**** RECORDS SUPPLIED ****

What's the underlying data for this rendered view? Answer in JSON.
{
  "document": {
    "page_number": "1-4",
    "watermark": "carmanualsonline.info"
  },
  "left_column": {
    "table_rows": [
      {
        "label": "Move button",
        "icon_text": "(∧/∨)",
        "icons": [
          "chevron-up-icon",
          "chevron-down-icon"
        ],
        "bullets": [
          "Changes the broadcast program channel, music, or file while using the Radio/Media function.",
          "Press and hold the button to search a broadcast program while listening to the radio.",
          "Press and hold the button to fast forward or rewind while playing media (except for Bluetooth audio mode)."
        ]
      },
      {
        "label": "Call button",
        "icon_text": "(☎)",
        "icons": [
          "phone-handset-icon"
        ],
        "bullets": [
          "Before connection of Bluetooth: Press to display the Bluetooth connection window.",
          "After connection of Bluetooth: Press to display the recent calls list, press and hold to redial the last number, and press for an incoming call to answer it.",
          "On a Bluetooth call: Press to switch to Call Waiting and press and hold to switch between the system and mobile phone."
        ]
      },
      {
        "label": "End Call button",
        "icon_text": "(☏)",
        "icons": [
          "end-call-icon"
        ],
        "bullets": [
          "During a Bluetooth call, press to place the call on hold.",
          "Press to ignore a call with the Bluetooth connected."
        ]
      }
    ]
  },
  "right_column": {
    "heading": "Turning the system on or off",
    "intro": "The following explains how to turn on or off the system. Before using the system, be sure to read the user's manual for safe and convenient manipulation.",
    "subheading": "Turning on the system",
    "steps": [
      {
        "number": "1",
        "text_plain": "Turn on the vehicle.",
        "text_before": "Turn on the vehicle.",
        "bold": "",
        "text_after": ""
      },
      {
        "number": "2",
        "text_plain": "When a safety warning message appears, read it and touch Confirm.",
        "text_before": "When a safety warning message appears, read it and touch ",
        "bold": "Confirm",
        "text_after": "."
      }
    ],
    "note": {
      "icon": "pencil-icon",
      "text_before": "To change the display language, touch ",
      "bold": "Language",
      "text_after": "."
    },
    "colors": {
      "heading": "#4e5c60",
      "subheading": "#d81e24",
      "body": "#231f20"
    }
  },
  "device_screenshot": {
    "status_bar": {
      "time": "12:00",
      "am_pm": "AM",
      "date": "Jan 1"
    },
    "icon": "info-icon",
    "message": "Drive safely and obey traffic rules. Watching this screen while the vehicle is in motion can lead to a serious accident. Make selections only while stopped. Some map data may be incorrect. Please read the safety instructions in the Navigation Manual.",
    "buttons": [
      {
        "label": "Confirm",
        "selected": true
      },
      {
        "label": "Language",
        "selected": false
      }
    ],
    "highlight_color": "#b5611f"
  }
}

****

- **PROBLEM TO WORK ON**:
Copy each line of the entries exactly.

- **TASK RESPONSE**:
What's the underlying data for this rendered view? Answer in JSON.
{
  "document": {
    "page_number": "1-4",
    "watermark": "carmanualsonline.info"
  },
  "left_column": {
    "table_rows": [
      {
        "label": "Move button",
        "icon_text": "(∧/∨)",
        "icons": [
          "chevron-up-icon",
          "chevron-down-icon"
        ],
        "bullets": [
          "Changes the broadcast program channel, music, or file while using the Radio/Media function.",
          "Press and hold the button to search a broadcast program while listening to the radio.",
          "Press and hold the button to fast forward or rewind while playing media (except for Bluetooth audio mode)."
        ]
      },
      {
        "label": "Call button",
        "icon_text": "(☎)",
        "icons": [
          "phone-handset-icon"
        ],
        "bullets": [
          "Before connection of Bluetooth: Press to display the Bluetooth connection window.",
          "After connection of Bluetooth: Press to display the recent calls list, press and hold to redial the last number, and press for an incoming call to answer it.",
          "On a Bluetooth call: Press to switch to Call Waiting and press and hold to switch between the system and mobile phone."
        ]
      },
      {
        "label": "End Call button",
        "icon_text": "(☏)",
        "icons": [
          "end-call-icon"
        ],
        "bullets": [
          "During a Bluetooth call, press to place the call on hold.",
          "Press to ignore a call with the Bluetooth connected."
        ]
      }
    ]
  },
  "right_column": {
    "heading": "Turning the system on or off",
    "intro": "The following explains how to turn on or off the system. Before using the system, be sure to read the user's manual for safe and convenient manipulation.",
    "subheading": "Turning on the system",
    "steps": [
      {
        "number": "1",
        "text_plain": "Turn on the vehicle.",
        "text_before": "Turn on the vehicle.",
        "bold": "",
        "text_after": ""
      },
      {
        "number": "2",
        "text_plain": "When a safety warning message appears, read it and touch Confirm.",
        "text_before": "When a safety warning message appears, read it and touch ",
        "bold": "Confirm",
        "text_after": "."
      }
    ],
    "note": {
      "icon": "pencil-icon",
      "text_before": "To change the display language, touch ",
      "bold": "Language",
      "text_after": "."
    },
    "colors": {
      "heading": "#4e5c60",
      "subheading": "#d81e24",
      "body": "#231f20"
    }
  },
  "device_screenshot": {
    "status_bar": {
      "time": "12:00",
      "am_pm": "AM",
      "date": "Jan 1"
    },
    "icon": "info-icon",
    "message": "Drive safely and obey traffic rules. Watching this screen while the vehicle is in motion can lead to a serious accident. Make selections only while stopped. Some map data may be incorrect. Please read the safety instructions in the Navigation Manual.",
    "buttons": [
      {
        "label": "Confirm",
        "selected": true
      },
      {
        "label": "Language",
        "selected": false
      }
    ],
    "highlight_color": "#b5611f"
  }
}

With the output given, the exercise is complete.